You should create your tattoo design in pencil on a regular sheet of white paper before sliding the design between the ink layer and the bottom yellow sheet.

Drawing your design on a regular sheet of white paper allows you multiple tries to get the design right before transferring it over to the tattoo paper.

Once you’re happy with the tattoo design, you can slide the sheet between the purple ink layer and the bottom yellow sheet (your design should be the third sheet down in the sheets of paper)

Step Two:

After the first step, you should place the whole set of papers through a thermogenic transfer maker– this is often found in your local tattoo shop, but your local print shop may have some if you’re lucky.

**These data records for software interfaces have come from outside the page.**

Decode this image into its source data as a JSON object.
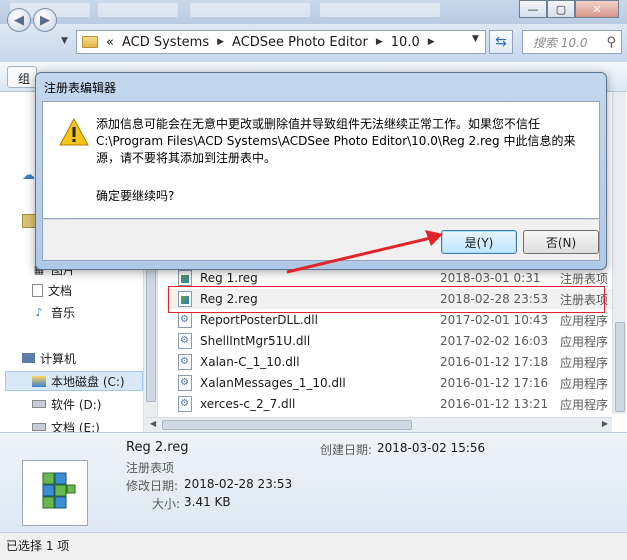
{
  "explorer": {
    "breadcrumb_prefix": "«",
    "breadcrumb": [
      "ACD Systems",
      "ACDSee Photo Editor",
      "10.0"
    ],
    "search_placeholder": "搜索 10.0",
    "nav": {
      "partial_top": "图片",
      "docs": "文档",
      "music": "音乐",
      "computer": "计算机",
      "local_disk": "本地磁盘 (C:)",
      "software": "软件 (D:)",
      "documents": "文档 (E:)"
    },
    "files": [
      {
        "name": "Reg 1.reg",
        "date": "2018-03-01 0:31",
        "type": "注册表项",
        "kind": "reg"
      },
      {
        "name": "Reg 2.reg",
        "date": "2018-02-28 23:53",
        "type": "注册表项",
        "kind": "reg"
      },
      {
        "name": "ReportPosterDLL.dll",
        "date": "2017-02-01 10:43",
        "type": "应用程序",
        "kind": "dll"
      },
      {
        "name": "ShellIntMgr51U.dll",
        "date": "2017-02-02 16:03",
        "type": "应用程序",
        "kind": "dll"
      },
      {
        "name": "Xalan-C_1_10.dll",
        "date": "2016-01-12 17:18",
        "type": "应用程序",
        "kind": "dll"
      },
      {
        "name": "XalanMessages_1_10.dll",
        "date": "2016-01-12 17:16",
        "type": "应用程序",
        "kind": "dll"
      },
      {
        "name": "xerces-c_2_7.dll",
        "date": "2016-01-12 13:21",
        "type": "应用程序",
        "kind": "dll"
      }
    ],
    "details": {
      "filename": "Reg 2.reg",
      "filetype": "注册表项",
      "modified_label": "修改日期:",
      "modified": "2018-02-28 23:53",
      "created_label": "创建日期:",
      "created": "2018-03-02 15:56",
      "size_label": "大小:",
      "size": "3.41 KB"
    },
    "status": "已选择 1 项"
  },
  "dialog": {
    "title": "注册表编辑器",
    "message": "添加信息可能会在无意中更改或删除值并导致组件无法继续正常工作。如果您不信任 C:\\Program Files\\ACD Systems\\ACDSee Photo Editor\\10.0\\Reg 2.reg 中此信息的来源，请不要将其添加到注册表中。",
    "confirm": "确定要继续吗?",
    "yes_label": "是(Y)",
    "no_label": "否(N)"
  },
  "colors": {
    "annotation_red": "#e0252c",
    "dialog_frame": "#b0c9e6",
    "warning_yellow": "#f5c518"
  },
  "icons": [
    "minimize-icon",
    "maximize-icon",
    "close-icon",
    "back-icon",
    "forward-icon",
    "folder-icon",
    "refresh-icon",
    "search-icon",
    "warning-icon",
    "registry-file-icon",
    "dll-file-icon",
    "computer-icon",
    "drive-icon",
    "music-icon",
    "document-icon"
  ]
}
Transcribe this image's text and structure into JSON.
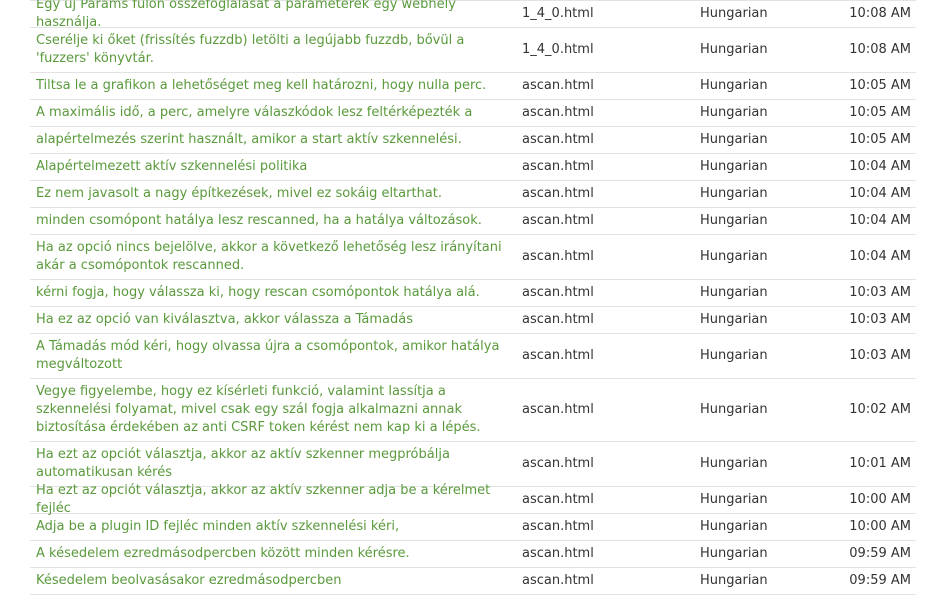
{
  "rows": [
    {
      "text": "Egy új Params fülön összefoglalását a paraméterek egy webhely használja.",
      "file": "1_4_0.html",
      "language": "Hungarian",
      "time": "10:08 AM"
    },
    {
      "text": "Cserélje ki őket (frissítés fuzzdb) letölti a legújabb fuzzdb, bővül a 'fuzzers' könyvtár.",
      "file": "1_4_0.html",
      "language": "Hungarian",
      "time": "10:08 AM"
    },
    {
      "text": "Tiltsa le a grafikon a lehetőséget meg kell határozni, hogy nulla perc.",
      "file": "ascan.html",
      "language": "Hungarian",
      "time": "10:05 AM"
    },
    {
      "text": "A maximális idő, a perc, amelyre válaszkódok lesz feltérképezték a",
      "file": "ascan.html",
      "language": "Hungarian",
      "time": "10:05 AM"
    },
    {
      "text": "alapértelmezés szerint használt, amikor a start aktív szkennelési.",
      "file": "ascan.html",
      "language": "Hungarian",
      "time": "10:05 AM"
    },
    {
      "text": "Alapértelmezett aktív szkennelési politika",
      "file": "ascan.html",
      "language": "Hungarian",
      "time": "10:04 AM"
    },
    {
      "text": "Ez nem javasolt a nagy építkezések, mivel ez sokáig eltarthat.",
      "file": "ascan.html",
      "language": "Hungarian",
      "time": "10:04 AM"
    },
    {
      "text": "minden csomópont hatálya lesz rescanned, ha a hatálya változások.",
      "file": "ascan.html",
      "language": "Hungarian",
      "time": "10:04 AM"
    },
    {
      "text": "Ha az opció nincs bejelölve, akkor a következő lehetőség lesz irányítani akár a csomópontok rescanned.",
      "file": "ascan.html",
      "language": "Hungarian",
      "time": "10:04 AM"
    },
    {
      "text": "kérni fogja, hogy válassza ki, hogy rescan csomópontok hatálya alá.",
      "file": "ascan.html",
      "language": "Hungarian",
      "time": "10:03 AM"
    },
    {
      "text": "Ha ez az opció van kiválasztva, akkor válassza a Támadás",
      "file": "ascan.html",
      "language": "Hungarian",
      "time": "10:03 AM"
    },
    {
      "text": "A Támadás mód kéri, hogy olvassa újra a csomópontok, amikor hatálya megváltozott",
      "file": "ascan.html",
      "language": "Hungarian",
      "time": "10:03 AM"
    },
    {
      "text": "Vegye figyelembe, hogy ez kísérleti funkció, valamint lassítja a szkennelési folyamat, mivel csak egy szál fogja alkalmazni annak biztosítása érdekében az anti CSRF token kérést nem kap ki a lépés.",
      "file": "ascan.html",
      "language": "Hungarian",
      "time": "10:02 AM"
    },
    {
      "text": "Ha ezt az opciót választja, akkor az aktív szkenner megpróbálja automatikusan kérés",
      "file": "ascan.html",
      "language": "Hungarian",
      "time": "10:01 AM"
    },
    {
      "text": "Ha ezt az opciót választja, akkor az aktív szkenner adja be a kérelmet fejléc",
      "file": "ascan.html",
      "language": "Hungarian",
      "time": "10:00 AM"
    },
    {
      "text": "Adja be a plugin ID fejléc minden aktív szkennelési kéri,",
      "file": "ascan.html",
      "language": "Hungarian",
      "time": "10:00 AM"
    },
    {
      "text": "A késedelem ezredmásodpercben között minden kérésre.",
      "file": "ascan.html",
      "language": "Hungarian",
      "time": "09:59 AM"
    },
    {
      "text": "Késedelem beolvasásakor ezredmásodpercben",
      "file": "ascan.html",
      "language": "Hungarian",
      "time": "09:59 AM"
    }
  ]
}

After running the papers through the machine, you can remove the top piece of paper to find the design underneath.

Step Three:

Prepare your skin in the same way as you would with the Hectograph Tattoo Paper and position the paper on the area.

Ensure you smooth out the sheet and apply a fair amount of pressure to the area, so the image transfers effectively and sharply.

Once you’ve pilled back the image, you should notice the full drawing represented on your skin in full detail. This is how to use tattoo transfer paper effectively!

FAQs:

Here are some top frequently asked questions about how to use tattoo transfer paper:

Can you use regular printer paper for transfer paper?

Yes, you can if you have a temporary tattoo paper and a printer, but it won’t be as good of quality as using professional transfer paper.

Where can you buy tattoo transfer paper?

Many places sell tattoo transfer paper, such as Amazon, most local tattoo shops, and nowadays, you can find them in your local Walmart.

Some people even use parchment paper, wax paper, and even vaseline to transfer tattoo images!

Can you transfer tattoo stencil to the skin without carbon paper?

Yes, you can; some people use a lightbox to transfer their tattoo to their skin. In fact, many tattoo artists choose to make tattoo stencils without carbon sheets to create a mirror effect.

Tattoo artists use a light table or lightbox to trace photos in reverse to represent the drawing in its original form; it is a more cost-effective way over using carbon paper.

Summary:

All in all, using transfer paper for your tattoo is an easy and cost-effective way to work with your tattoo artist to distinguish the design and what it will look like in the body placement.

Give it a go with your next tat; it will change your life!